» **TO DO**
For each line below, check whether "favicon" is present. Report how many lines have it, nothing else.

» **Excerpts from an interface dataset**

=-=-=-=-=

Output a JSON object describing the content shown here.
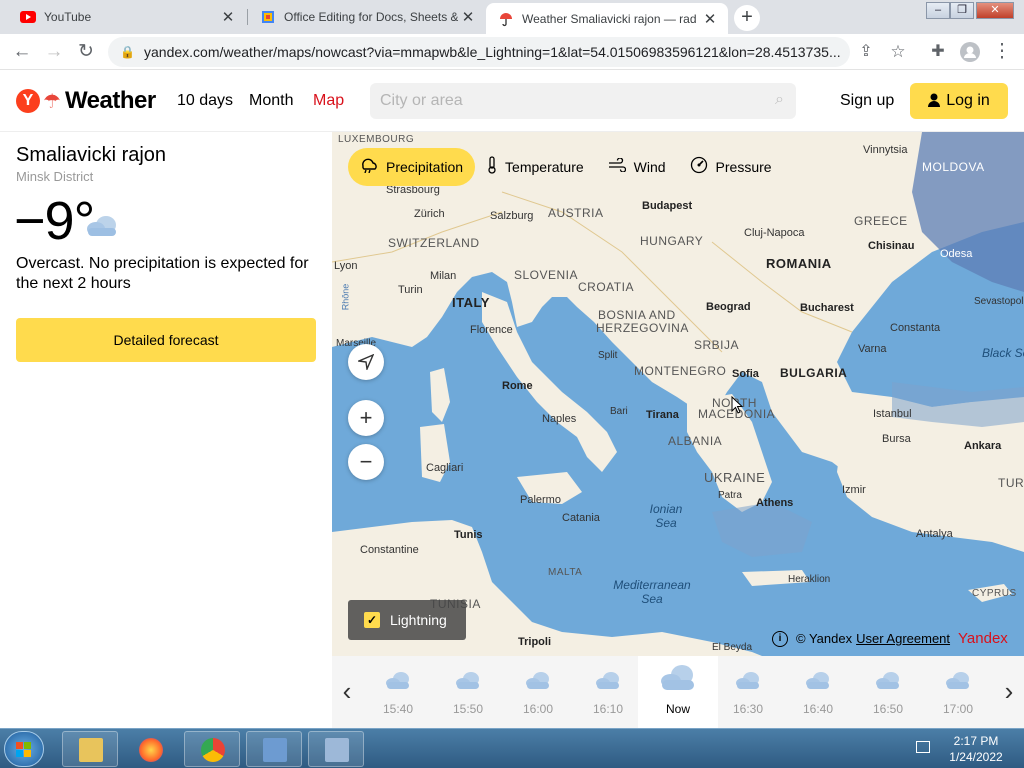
{
  "browser": {
    "tabs": [
      {
        "title": "YouTube",
        "favicon": "youtube-icon",
        "active": false
      },
      {
        "title": "Office Editing for Docs, Sheets &",
        "favicon": "office-editing-icon",
        "active": false
      },
      {
        "title": "Weather Smaliavicki rajon — rad",
        "favicon": "yandex-weather-icon",
        "active": true
      }
    ],
    "new_tab_label": "+",
    "url": "yandex.com/weather/maps/nowcast?via=mmapwb&le_Lightning=1&lat=54.01506983596121&lon=28.4513735..."
  },
  "header": {
    "logo_letter": "Y",
    "brand": "Weather",
    "nav": [
      "10 days",
      "Month",
      "Map"
    ],
    "search_placeholder": "City or area",
    "signup_label": "Sign up",
    "login_label": "Log in"
  },
  "current": {
    "place": "Smaliavicki rajon",
    "district": "Minsk District",
    "temperature": "−9°",
    "condition_icon": "cloud-icon",
    "description": "Overcast. No precipitation is expected for the next 2 hours",
    "detailed_button": "Detailed forecast"
  },
  "map": {
    "layers": [
      {
        "label": "Precipitation",
        "icon": "precipitation-icon",
        "active": true
      },
      {
        "label": "Temperature",
        "icon": "thermometer-icon",
        "active": false
      },
      {
        "label": "Wind",
        "icon": "wind-icon",
        "active": false
      },
      {
        "label": "Pressure",
        "icon": "pressure-icon",
        "active": false
      }
    ],
    "lightning_label": "Lightning",
    "lightning_checked": true,
    "attribution": "© Yandex",
    "user_agreement": "User Agreement",
    "yandex_mark": "Yandex",
    "labels": {
      "countries": [
        "LUXEMBOURG",
        "AUSTRIA",
        "HUNGARY",
        "SWITZERLAND",
        "SLOVENIA",
        "CROATIA",
        "ITALY",
        "BOSNIA AND",
        "HERZEGOVINA",
        "SRBIJA",
        "MONTENEGRO",
        "NORTH",
        "MACEDONIA",
        "ALBANIA",
        "BULGARIA",
        "ROMANIA",
        "GREECE",
        "MOLDOVA",
        "UKRAINE",
        "MALTA",
        "TUNISIA",
        "CYPRUS",
        "TURKEY"
      ],
      "cities": [
        "Strasbourg",
        "Zürich",
        "Salzburg",
        "Budapest",
        "Vinnytsia",
        "Cluj-Napoca",
        "Chisinau",
        "Odesa",
        "Lyon",
        "Milan",
        "Turin",
        "Beograd",
        "Bucharest",
        "Sevastopol",
        "Florence",
        "Split",
        "Constanta",
        "Marseille",
        "Varna",
        "Sofia",
        "Rome",
        "Naples",
        "Bari",
        "Tirana",
        "Istanbul",
        "Bursa",
        "Ankara",
        "Cagliari",
        "Patra",
        "Athens",
        "Izmir",
        "Palermo",
        "Catania",
        "Antalya",
        "Constantine",
        "Tunis",
        "Heraklion",
        "Tripoli",
        "El Beyda",
        "Rhône"
      ],
      "seas": [
        "Ionian Sea",
        "Mediterranean Sea",
        "Black Sea"
      ]
    }
  },
  "timeline": {
    "times": [
      "15:40",
      "15:50",
      "16:00",
      "16:10",
      "Now",
      "16:30",
      "16:40",
      "16:50",
      "17:00"
    ],
    "current_label": "Now"
  },
  "taskbar": {
    "apps": [
      "file-explorer-icon",
      "firefox-icon",
      "chrome-icon",
      "control-panel-icon",
      "remote-desktop-icon"
    ],
    "time": "2:17 PM",
    "date": "1/24/2022"
  },
  "colors": {
    "accent_yellow": "#ffdb4d",
    "brand_red": "#fc3f1d",
    "nav_active_red": "#d9111b",
    "sea_blue": "#6fa9d9",
    "land": "#f4efe3"
  }
}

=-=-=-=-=

» **RESPONSE BELOW**
3